Output each entry exactly; skip nothing.

Records for this task
Start of Block

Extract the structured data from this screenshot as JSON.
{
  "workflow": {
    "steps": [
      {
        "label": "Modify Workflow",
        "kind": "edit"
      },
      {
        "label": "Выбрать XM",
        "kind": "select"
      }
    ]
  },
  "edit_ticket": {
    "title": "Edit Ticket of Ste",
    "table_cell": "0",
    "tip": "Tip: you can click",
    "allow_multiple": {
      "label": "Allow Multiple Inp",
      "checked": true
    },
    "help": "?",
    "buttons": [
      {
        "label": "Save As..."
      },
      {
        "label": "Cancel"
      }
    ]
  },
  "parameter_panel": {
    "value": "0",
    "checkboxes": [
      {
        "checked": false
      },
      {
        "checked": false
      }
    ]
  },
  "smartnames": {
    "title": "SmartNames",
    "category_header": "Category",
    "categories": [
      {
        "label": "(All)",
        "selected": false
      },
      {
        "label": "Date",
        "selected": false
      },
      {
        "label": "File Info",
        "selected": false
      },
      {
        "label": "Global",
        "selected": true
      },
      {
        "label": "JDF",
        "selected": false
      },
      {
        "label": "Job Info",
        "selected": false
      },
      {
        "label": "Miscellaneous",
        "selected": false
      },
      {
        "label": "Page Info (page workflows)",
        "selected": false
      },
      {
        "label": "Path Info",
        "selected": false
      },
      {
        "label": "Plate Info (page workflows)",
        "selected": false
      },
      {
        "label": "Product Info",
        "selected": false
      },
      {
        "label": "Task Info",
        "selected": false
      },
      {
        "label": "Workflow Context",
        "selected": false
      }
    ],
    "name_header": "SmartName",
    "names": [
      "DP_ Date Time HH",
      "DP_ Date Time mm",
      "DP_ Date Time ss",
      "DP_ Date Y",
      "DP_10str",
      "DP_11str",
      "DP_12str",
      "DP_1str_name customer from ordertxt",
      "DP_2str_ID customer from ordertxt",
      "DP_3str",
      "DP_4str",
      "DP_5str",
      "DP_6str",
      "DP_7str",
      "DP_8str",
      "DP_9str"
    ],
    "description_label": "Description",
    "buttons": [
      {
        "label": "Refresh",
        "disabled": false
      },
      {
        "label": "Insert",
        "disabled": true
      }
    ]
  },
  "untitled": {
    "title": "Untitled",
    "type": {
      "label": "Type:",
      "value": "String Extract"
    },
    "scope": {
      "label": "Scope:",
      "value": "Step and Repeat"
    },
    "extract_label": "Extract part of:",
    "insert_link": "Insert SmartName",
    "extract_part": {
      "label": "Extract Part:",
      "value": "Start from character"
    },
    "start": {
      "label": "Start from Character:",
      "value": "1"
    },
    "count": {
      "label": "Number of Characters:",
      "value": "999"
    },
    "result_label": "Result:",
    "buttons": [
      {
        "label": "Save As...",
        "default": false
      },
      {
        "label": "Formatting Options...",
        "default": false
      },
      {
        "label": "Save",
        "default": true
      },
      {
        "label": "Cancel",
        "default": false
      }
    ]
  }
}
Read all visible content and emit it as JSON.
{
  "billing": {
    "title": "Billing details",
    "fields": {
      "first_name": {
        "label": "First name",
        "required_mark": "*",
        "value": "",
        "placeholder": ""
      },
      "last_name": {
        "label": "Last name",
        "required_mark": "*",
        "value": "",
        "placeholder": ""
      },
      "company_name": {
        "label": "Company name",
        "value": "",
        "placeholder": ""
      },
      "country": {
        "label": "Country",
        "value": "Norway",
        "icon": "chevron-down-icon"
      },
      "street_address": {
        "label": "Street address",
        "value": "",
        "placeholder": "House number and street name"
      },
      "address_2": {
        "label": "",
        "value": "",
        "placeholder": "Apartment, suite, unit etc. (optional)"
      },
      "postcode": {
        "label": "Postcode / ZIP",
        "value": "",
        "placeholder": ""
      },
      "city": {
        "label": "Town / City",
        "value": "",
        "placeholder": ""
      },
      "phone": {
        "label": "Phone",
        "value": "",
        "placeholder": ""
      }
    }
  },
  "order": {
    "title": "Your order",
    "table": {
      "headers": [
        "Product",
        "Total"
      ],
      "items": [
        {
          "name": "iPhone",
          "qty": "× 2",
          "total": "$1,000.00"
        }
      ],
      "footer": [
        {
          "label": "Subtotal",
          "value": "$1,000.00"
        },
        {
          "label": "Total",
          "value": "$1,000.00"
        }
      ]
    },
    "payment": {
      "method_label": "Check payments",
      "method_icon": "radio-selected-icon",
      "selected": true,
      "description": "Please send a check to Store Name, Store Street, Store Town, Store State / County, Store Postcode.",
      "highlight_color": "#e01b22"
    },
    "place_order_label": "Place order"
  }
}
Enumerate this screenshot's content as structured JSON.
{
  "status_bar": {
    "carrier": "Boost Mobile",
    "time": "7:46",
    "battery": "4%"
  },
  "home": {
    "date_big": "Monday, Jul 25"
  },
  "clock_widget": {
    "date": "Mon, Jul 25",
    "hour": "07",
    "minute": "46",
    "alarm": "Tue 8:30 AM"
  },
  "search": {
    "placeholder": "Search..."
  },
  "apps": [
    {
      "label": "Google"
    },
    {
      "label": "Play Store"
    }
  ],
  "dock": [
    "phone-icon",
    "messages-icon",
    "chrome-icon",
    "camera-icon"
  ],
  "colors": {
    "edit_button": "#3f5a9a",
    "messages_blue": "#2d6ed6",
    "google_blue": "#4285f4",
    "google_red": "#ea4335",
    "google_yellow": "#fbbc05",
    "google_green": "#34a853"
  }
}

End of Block

Exercise response
Extract the structured data from this screenshot as JSON.
{
  "workflow": {
    "steps": [
      {
        "label": "Modify Workflow",
        "kind": "edit"
      },
      {
        "label": "Выбрать XM",
        "kind": "select"
      }
    ]
  },
  "edit_ticket": {
    "title": "Edit Ticket of Ste",
    "table_cell": "0",
    "tip": "Tip: you can click",
    "allow_multiple": {
      "label": "Allow Multiple Inp",
      "checked": true
    },
    "help": "?",
    "buttons": [
      {
        "label": "Save As..."
      },
      {
        "label": "Cancel"
      }
    ]
  },
  "parameter_panel": {
    "value": "0",
    "checkboxes": [
      {
        "checked": false
      },
      {
        "checked": false
      }
    ]
  },
  "smartnames": {
    "title": "SmartNames",
    "category_header": "Category",
    "categories": [
      {
        "label": "(All)",
        "selected": false
      },
      {
        "label": "Date",
        "selected": false
      },
      {
        "label": "File Info",
        "selected": false
      },
      {
        "label": "Global",
        "selected": true
      },
      {
        "label": "JDF",
        "selected": false
      },
      {
        "label": "Job Info",
        "selected": false
      },
      {
        "label": "Miscellaneous",
        "selected": false
      },
      {
        "label": "Page Info (page workflows)",
        "selected": false
      },
      {
        "label": "Path Info",
        "selected": false
      },
      {
        "label": "Plate Info (page workflows)",
        "selected": false
      },
      {
        "label": "Product Info",
        "selected": false
      },
      {
        "label": "Task Info",
        "selected": false
      },
      {
        "label": "Workflow Context",
        "selected": false
      }
    ],
    "name_header": "SmartName",
    "names": [
      "DP_ Date Time HH",
      "DP_ Date Time mm",
      "DP_ Date Time ss",
      "DP_ Date Y",
      "DP_10str",
      "DP_11str",
      "DP_12str",
      "DP_1str_name customer from ordertxt",
      "DP_2str_ID customer from ordertxt",
      "DP_3str",
      "DP_4str",
      "DP_5str",
      "DP_6str",
      "DP_7str",
      "DP_8str",
      "DP_9str"
    ],
    "description_label": "Description",
    "buttons": [
      {
        "label": "Refresh",
        "disabled": false
      },
      {
        "label": "Insert",
        "disabled": true
      }
    ]
  },
  "untitled": {
    "title": "Untitled",
    "type": {
      "label": "Type:",
      "value": "String Extract"
    },
    "scope": {
      "label": "Scope:",
      "value": "Step and Repeat"
    },
    "extract_label": "Extract part of:",
    "insert_link": "Insert SmartName",
    "extract_part": {
      "label": "Extract Part:",
      "value": "Start from character"
    },
    "start": {
      "label": "Start from Character:",
      "value": "1"
    },
    "count": {
      "label": "Number of Characters:",
      "value": "999"
    },
    "result_label": "Result:",
    "buttons": [
      {
        "label": "Save As...",
        "default": false
      },
      {
        "label": "Formatting Options...",
        "default": false
      },
      {
        "label": "Save",
        "default": true
      },
      {
        "label": "Cancel",
        "default": false
      }
    ]
  }
}
Read all visible content and emit it as JSON.
{
  "billing": {
    "title": "Billing details",
    "fields": {
      "first_name": {
        "label": "First name",
        "required_mark": "*",
        "value": "",
        "placeholder": ""
      },
      "last_name": {
        "label": "Last name",
        "required_mark": "*",
        "value": "",
        "placeholder": ""
      },
      "company_name": {
        "label": "Company name",
        "value": "",
        "placeholder": ""
      },
      "country": {
        "label": "Country",
        "value": "Norway",
        "icon": "chevron-down-icon"
      },
      "street_address": {
        "label": "Street address",
        "value": "",
        "placeholder": "House number and street name"
      },
      "address_2": {
        "label": "",
        "value": "",
        "placeholder": "Apartment, suite, unit etc. (optional)"
      },
      "postcode": {
        "label": "Postcode / ZIP",
        "value": "",
        "placeholder": ""
      },
      "city": {
        "label": "Town / City",
        "value": "",
        "placeholder": ""
      },
      "phone": {
        "label": "Phone",
        "value": "",
        "placeholder": ""
      }
    }
  },
  "order": {
    "title": "Your order",
    "table": {
      "headers": [
        "Product",
        "Total"
      ],
      "items": [
        {
          "name": "iPhone",
          "qty": "× 2",
          "total": "$1,000.00"
        }
      ],
      "footer": [
        {
          "label": "Subtotal",
          "value": "$1,000.00"
        },
        {
          "label": "Total",
          "value": "$1,000.00"
        }
      ]
    },
    "payment": {
      "method_label": "Check payments",
      "method_icon": "radio-selected-icon",
      "selected": true,
      "description": "Please send a check to Store Name, Store Street, Store Town, Store State / County, Store Postcode.",
      "highlight_color": "#e01b22"
    },
    "place_order_label": "Place order"
  }
}
Enumerate this screenshot's content as structured JSON.
{
  "status_bar": {
    "carrier": "Boost Mobile",
    "time": "7:46",
    "battery": "4%"
  },
  "home": {
    "date_big": "Monday, Jul 25"
  },
  "clock_widget": {
    "date": "Mon, Jul 25",
    "hour": "07",
    "minute": "46",
    "alarm": "Tue 8:30 AM"
  },
  "search": {
    "placeholder": "Search..."
  },
  "apps": [
    {
      "label": "Google"
    },
    {
      "label": "Play Store"
    }
  ],
  "dock": [
    "phone-icon",
    "messages-icon",
    "chrome-icon",
    "camera-icon"
  ],
  "colors": {
    "edit_button": "#3f5a9a",
    "messages_blue": "#2d6ed6",
    "google_blue": "#4285f4",
    "google_red": "#ea4335",
    "google_yellow": "#fbbc05",
    "google_green": "#34a853"
  }
}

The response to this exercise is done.